TV and movie piracy, thought to be a thing of the past, is making its big return in 2018 after having been on the decline for years, according to Sandine’s new Global Internet Phenomena report. The cause? Video streaming is getting complicated and costly.

“Huge” isn’t the right word to describe how big video streaming is. Netflix alone consumes 15 percent of all internet bandwidth globally. That’s all internet usage on the entire literal planet Earth. YouTube accounts for 11.4 percent, while Amazon Prime accounts for 7.7 percent. Sandvine notes that Netflix’s dominance is even more impressive when you take into account  that its video encoding is more efficient than the other guys. If it wasn’t so good at squeezing its shows down, it would be even bigger.

Sandvine also notes that the growing popularity of VPNs means that some of these numbers are actually higher in reality than quoted here.

So, everybody is streaming video, all the time, and in huge amounts. But while that’s happening, BitTorrent traffic is growing for the first time in years. File sharing accounts for 22 percent of upstream traffic and 3 percent of downstream, globally. Back before video streaming had really taken root, BitTorrent accounted for 52 percent of upstream traffic, and that had dipped by half by the time 2015 rolled around. Now it’s rising again, especially in Europe, the Middle East, and Africa.

The cause, Sandvine suggests, is that video streaming is no longer a one-stop shop.

“More sources than ever are producing exclusive content available on a single streaming or broadcast service,” the post notes. HBO has Game of Thrones, Netflix has House of Cards and 300 other shows, Hulu has The Handmaid’s Tale. If you want to watch all three, that’s three monthly subscriptions. Suddenly all that money we saved by cutting cables is just being sucked up into the cloud.

Further, many of these services are US-based and don’t have good distribution elsewhere.

Finally, some of these shows – most notably Game of Thrones – are so popular that if there’s any gap in airtime, people in other regions just download them. Sandvine notes that their numbers are from June right now, when there weren’t any new Game of Thrones episodes to kick the numbers up.

Piracy of video content dropped because of Netflix. Netflix changed everything. Suddenly, the convenience and price of legal video consumption were too good to pass up when compared against going to shady websites and waiting who knows how long to get access to a file you can’t watch on your TV without additional setup.

And this problem is only getting worse. Everyone is trying to start their own video services. Disney, the company responsible for nearly everything you watch, is starting its own service and removing its videos from Netflix. Even DC Comics has started a streaming service.

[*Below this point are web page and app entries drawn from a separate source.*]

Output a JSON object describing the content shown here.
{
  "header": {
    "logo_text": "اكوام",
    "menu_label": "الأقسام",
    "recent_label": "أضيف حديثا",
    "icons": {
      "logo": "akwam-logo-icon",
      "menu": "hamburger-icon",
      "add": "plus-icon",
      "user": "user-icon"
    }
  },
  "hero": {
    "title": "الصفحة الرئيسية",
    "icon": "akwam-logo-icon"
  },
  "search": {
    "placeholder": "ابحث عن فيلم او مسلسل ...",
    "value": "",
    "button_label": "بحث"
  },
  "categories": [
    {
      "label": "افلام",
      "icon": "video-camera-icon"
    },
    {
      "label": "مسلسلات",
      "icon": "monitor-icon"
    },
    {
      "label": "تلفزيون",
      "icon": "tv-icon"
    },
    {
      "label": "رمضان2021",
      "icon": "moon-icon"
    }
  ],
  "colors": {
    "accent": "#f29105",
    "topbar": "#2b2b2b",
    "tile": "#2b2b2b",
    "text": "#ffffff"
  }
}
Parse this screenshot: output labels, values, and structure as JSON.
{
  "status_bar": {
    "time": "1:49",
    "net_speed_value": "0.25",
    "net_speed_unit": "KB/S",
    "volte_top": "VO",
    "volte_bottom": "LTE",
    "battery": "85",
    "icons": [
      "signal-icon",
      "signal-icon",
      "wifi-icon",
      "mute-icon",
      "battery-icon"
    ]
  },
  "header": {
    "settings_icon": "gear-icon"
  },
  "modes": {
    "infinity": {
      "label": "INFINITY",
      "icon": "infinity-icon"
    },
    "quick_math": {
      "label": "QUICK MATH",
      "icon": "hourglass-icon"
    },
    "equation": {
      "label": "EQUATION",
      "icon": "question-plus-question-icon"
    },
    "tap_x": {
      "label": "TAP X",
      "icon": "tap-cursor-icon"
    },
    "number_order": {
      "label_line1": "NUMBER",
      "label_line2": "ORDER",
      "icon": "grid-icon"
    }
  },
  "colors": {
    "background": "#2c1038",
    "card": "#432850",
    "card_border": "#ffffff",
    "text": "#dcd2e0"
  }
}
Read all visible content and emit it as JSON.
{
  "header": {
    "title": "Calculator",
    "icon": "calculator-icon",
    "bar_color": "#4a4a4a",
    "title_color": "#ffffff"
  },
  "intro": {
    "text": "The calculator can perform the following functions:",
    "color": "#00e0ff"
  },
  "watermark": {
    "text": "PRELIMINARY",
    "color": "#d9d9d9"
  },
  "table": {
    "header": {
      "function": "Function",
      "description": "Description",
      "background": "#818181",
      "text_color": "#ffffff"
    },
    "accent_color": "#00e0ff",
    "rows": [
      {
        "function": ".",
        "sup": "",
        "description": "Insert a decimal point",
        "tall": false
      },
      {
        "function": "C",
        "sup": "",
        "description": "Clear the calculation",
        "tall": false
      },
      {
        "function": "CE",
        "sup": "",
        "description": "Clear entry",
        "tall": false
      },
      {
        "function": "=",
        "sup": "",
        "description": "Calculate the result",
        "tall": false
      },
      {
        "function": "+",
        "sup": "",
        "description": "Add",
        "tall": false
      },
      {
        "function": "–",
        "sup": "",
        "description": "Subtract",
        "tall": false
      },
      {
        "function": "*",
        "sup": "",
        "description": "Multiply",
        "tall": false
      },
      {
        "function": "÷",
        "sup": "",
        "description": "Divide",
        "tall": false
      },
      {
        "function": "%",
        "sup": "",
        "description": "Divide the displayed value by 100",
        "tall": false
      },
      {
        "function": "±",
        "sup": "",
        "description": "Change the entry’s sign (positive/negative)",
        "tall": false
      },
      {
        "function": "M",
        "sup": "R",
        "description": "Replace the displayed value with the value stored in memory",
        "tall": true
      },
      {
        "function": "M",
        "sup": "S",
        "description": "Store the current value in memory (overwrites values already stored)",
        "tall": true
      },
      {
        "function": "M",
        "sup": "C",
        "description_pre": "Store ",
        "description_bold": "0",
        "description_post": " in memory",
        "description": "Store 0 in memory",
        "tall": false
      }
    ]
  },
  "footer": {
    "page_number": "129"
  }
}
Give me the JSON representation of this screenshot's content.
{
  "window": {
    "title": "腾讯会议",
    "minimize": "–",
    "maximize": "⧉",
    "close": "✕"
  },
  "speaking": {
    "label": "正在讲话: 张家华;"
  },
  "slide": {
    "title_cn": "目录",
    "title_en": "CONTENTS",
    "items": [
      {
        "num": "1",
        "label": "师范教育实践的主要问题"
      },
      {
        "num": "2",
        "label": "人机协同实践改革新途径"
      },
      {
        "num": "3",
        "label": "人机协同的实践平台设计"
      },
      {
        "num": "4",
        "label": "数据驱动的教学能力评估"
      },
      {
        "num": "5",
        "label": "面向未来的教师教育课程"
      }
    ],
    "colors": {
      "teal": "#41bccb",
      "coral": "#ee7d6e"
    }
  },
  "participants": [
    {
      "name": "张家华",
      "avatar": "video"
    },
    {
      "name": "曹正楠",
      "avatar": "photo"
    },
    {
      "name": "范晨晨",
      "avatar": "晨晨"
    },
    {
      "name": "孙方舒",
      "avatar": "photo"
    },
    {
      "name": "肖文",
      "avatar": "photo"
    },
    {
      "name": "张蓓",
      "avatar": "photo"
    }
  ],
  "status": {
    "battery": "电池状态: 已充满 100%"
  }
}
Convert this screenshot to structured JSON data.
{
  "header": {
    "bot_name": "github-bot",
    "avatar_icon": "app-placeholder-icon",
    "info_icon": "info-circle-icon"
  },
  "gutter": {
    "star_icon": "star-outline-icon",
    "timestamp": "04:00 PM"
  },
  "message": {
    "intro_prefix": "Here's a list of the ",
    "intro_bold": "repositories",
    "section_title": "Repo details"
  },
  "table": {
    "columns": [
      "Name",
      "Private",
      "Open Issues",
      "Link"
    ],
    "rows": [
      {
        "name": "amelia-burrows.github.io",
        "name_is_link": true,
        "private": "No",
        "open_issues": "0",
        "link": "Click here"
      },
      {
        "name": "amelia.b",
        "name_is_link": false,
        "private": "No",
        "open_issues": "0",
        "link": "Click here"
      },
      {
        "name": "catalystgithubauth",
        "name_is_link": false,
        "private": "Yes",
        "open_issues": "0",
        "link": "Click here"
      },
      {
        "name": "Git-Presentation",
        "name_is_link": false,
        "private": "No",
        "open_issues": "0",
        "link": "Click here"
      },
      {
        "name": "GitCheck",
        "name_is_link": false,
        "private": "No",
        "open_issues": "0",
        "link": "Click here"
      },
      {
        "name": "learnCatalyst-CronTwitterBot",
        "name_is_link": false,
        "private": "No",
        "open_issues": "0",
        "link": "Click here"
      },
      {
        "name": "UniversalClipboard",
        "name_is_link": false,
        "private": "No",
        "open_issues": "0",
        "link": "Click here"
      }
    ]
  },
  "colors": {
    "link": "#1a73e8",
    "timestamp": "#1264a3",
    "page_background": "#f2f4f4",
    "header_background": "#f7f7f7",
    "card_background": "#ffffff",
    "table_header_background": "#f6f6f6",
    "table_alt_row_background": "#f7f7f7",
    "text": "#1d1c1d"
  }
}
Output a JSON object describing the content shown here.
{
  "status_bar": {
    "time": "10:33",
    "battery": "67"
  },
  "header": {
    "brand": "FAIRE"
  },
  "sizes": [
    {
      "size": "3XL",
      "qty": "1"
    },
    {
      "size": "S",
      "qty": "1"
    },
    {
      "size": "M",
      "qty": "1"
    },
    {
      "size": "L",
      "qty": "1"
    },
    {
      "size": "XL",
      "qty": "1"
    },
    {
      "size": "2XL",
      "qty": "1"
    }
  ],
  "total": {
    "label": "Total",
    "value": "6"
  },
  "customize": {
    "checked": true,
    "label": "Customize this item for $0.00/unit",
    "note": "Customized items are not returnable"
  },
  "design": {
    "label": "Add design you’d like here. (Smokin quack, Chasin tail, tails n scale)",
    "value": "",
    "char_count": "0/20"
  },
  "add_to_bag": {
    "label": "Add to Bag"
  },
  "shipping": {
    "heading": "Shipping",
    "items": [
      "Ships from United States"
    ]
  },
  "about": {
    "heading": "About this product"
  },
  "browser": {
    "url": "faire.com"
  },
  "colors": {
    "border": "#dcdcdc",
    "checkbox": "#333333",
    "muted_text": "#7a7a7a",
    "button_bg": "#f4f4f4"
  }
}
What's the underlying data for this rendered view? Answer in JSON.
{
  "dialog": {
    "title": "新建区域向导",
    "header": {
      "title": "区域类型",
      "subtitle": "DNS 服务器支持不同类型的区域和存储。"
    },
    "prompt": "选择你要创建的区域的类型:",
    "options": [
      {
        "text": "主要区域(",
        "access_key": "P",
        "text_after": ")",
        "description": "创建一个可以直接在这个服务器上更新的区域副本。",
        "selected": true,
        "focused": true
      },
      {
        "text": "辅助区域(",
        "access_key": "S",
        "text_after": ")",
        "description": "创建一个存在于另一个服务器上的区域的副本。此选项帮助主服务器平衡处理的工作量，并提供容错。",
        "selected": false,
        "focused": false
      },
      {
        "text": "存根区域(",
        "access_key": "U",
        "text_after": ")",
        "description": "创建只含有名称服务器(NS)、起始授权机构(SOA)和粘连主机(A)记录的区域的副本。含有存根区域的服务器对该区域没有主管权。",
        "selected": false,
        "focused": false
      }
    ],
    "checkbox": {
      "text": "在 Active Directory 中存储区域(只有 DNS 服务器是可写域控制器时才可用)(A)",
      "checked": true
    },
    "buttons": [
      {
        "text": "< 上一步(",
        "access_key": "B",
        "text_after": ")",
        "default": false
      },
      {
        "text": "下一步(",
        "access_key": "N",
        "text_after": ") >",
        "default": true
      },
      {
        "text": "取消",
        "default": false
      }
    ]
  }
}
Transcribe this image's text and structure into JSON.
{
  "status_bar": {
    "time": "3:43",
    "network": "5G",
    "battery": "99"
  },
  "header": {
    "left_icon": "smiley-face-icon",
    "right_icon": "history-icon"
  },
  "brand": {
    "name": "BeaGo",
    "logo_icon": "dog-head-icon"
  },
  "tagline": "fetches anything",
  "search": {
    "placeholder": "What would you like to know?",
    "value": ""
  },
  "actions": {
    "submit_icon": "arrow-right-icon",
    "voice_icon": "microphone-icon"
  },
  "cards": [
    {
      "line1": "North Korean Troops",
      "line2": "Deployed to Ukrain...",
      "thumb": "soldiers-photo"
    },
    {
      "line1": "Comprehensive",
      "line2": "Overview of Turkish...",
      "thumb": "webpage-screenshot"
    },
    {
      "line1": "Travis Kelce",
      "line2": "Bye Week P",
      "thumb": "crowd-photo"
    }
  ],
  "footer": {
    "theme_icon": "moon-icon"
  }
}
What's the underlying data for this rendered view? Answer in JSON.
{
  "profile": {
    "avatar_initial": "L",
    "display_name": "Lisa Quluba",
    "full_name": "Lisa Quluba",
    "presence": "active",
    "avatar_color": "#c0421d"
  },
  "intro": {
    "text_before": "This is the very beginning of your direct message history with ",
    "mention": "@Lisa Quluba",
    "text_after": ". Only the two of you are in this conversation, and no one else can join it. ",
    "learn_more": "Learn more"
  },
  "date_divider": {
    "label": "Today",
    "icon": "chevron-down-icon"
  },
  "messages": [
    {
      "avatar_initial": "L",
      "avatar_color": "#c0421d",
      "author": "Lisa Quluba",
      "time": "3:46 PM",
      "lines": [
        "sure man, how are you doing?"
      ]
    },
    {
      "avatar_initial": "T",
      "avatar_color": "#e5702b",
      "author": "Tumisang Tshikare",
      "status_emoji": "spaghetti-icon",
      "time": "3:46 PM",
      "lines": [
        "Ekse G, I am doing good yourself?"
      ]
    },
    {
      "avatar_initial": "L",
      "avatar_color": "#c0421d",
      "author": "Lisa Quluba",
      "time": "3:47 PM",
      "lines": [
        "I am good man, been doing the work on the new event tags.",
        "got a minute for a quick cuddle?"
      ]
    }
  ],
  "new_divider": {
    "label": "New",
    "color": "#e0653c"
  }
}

Streaming is getting more expensive, more complicated, and harder to access. Once again, piracy is starting to look to some people like the easier option or, in some areas, the only option.